My dear husband and I enjoyed the visit of our daughter and her husband over the weekend. We celebrated my father’s 80th birthday with a family dinner at Silver Lake Restaurant; attended the 4th of July picnic in Eskridge, Kansas on Saturday; did a little geocaching at the Eskridge Cemetery; found a little dog named Pugsley and was instrumental in getting him back to his mistress; sorted through baby things (no I am not a grandmother); watched a fantastic fireworks display at Lake Wabaunsee; and stayed up to 1:00 A.M. listening to our neighborhood revelers’ fireworks! Needless to say, Sunday was as busy, but the evening was pleasant enough for a motorcycle ride over to Alma.

We did take a leisurely ride around the perimeter road of the lake early Saturday evening. Cars were everywhere; motorcycles were everywhere; and the golf carts monopolized the roadway and the smell of gunpowder filled the air! Additionally, our little neighbor (named Ray), who came by our house on his big-wheels trike, said that the cops were giving tickets to a lot of people. Sure enough, the Sherriff’s Patrol was on duty, watching for speeders and golf cart violators. Yep, the most traffic at the lake and on the lake that I’ve seen in quite a while.

But it was fun! I hope your holiday was fantastic and safe. Until next time, take care and God bless you and your family! Vicky

Wednesday, June 24, 2009

A Sunday Ride

Each Sunday we try to take a least one little short ride through the Kansas Flint Hills. A couple of weeks ago, we took a longer route through Wabaunsee and Osage County, when it was a tad cooler. Today it is 100 degrees plus, but my dear husband rides anyway. He says he is the only one in "the big city" east of us that wears a long sleeve white shirt. There is a reason for that... no sunburn.

My dad has been riding for over 50 some years. I remember riding with him at the age of 5 years old. On the 6th of July, he will turn 80 years young and yes, he is still riding every day. We eat breakfast together about three or four times a week. I with my iced tea and him with his coffee buddies telling stories and kidding around. My dad proudly rides around 50 to 100 miles every day. One of the local bikers call him "The Million Mile Man". Sure is; his 1990 Harley has over 225,000 miles on it and just this past winter he finally had a new engine put in it; had it rewired and he says it runs like a top. Gotta love those mechanics at Topeka HD!

Although my husband's bike only has 125,000 miles on it (it is a 1999 HD), we keep on plugging the mileage. He will turn 60 years old this fall - while we are on our trip with the OZ HOGS to points south and west, then south and west....

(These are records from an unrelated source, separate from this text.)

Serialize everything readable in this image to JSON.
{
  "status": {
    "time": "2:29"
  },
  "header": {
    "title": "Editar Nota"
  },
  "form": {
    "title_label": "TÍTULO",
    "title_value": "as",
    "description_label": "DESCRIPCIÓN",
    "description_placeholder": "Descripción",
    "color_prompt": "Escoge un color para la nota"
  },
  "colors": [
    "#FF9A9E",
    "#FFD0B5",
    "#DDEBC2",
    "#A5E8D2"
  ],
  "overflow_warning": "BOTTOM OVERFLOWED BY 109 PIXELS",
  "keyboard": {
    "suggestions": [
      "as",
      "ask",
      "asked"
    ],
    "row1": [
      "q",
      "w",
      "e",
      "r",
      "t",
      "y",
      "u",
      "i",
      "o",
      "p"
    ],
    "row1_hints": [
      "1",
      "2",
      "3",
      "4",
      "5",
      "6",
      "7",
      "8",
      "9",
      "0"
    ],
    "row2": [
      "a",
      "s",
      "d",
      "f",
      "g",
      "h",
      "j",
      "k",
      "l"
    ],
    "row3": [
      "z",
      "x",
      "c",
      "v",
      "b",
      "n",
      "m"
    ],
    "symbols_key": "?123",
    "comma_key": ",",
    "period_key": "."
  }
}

Sunday, May 31, 2009

After a several month hiatus, I am trying to seriously keep up my blog. A little bit about riding (motorcycles), a little bit about writing about the Kansas Flint Hills, and a little bit about gardening and activities of our household. How boring can it get? Not, too boring...

This is a picture taken from our yard. Each spring we have a pair of oriels returning to hatch a new group of babies. While robins sustain the hazards of Whitey the cat, these lovely creatures stay in the trees.

Enjoy!